=== Begin Enclosure ===

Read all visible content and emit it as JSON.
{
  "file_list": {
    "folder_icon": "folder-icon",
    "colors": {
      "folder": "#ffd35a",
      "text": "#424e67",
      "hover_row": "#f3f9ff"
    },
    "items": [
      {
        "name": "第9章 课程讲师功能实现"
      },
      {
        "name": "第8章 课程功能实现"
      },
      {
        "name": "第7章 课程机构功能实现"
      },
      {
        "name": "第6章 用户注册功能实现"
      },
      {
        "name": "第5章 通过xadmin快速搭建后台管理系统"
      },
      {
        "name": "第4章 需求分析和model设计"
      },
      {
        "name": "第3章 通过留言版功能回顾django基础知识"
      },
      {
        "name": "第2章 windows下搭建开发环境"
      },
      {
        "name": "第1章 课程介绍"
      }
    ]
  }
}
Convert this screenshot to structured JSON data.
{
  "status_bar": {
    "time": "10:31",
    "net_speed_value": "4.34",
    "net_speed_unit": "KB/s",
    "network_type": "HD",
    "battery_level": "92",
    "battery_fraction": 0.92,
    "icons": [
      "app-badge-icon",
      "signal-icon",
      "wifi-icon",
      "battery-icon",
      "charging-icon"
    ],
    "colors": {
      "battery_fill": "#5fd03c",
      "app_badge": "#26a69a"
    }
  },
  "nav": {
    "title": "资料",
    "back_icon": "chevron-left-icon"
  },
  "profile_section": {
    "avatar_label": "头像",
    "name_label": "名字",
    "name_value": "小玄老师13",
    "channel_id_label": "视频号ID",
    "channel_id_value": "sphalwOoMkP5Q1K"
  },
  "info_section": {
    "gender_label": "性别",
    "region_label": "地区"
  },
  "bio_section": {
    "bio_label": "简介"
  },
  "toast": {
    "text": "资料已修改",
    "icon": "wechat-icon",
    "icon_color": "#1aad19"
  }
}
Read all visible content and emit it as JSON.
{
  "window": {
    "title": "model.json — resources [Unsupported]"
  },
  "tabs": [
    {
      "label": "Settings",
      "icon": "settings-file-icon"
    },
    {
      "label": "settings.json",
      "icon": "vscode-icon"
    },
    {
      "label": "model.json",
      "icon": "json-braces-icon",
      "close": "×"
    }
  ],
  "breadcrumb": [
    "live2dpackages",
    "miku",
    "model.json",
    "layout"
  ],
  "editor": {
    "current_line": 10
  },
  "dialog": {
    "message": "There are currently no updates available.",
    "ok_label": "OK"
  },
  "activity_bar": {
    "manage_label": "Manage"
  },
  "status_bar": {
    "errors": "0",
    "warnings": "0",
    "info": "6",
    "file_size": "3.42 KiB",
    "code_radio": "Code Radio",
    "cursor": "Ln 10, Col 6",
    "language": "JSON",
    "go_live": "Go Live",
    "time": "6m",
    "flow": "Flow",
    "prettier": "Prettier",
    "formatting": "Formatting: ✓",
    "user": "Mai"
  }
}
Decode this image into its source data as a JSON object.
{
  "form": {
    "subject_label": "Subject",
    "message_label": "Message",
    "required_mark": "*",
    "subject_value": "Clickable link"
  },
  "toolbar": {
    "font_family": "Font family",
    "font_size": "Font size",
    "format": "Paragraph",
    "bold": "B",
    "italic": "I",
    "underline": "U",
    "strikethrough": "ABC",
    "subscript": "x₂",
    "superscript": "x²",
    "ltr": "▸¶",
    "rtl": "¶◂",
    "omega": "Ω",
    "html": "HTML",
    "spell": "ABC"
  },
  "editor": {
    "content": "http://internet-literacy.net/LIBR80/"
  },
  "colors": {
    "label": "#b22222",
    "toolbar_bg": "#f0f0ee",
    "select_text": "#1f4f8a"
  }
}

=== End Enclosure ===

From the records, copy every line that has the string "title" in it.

* [Exercise result]
    "title": "资料",
    "title": "model.json — resources [Unsupported]"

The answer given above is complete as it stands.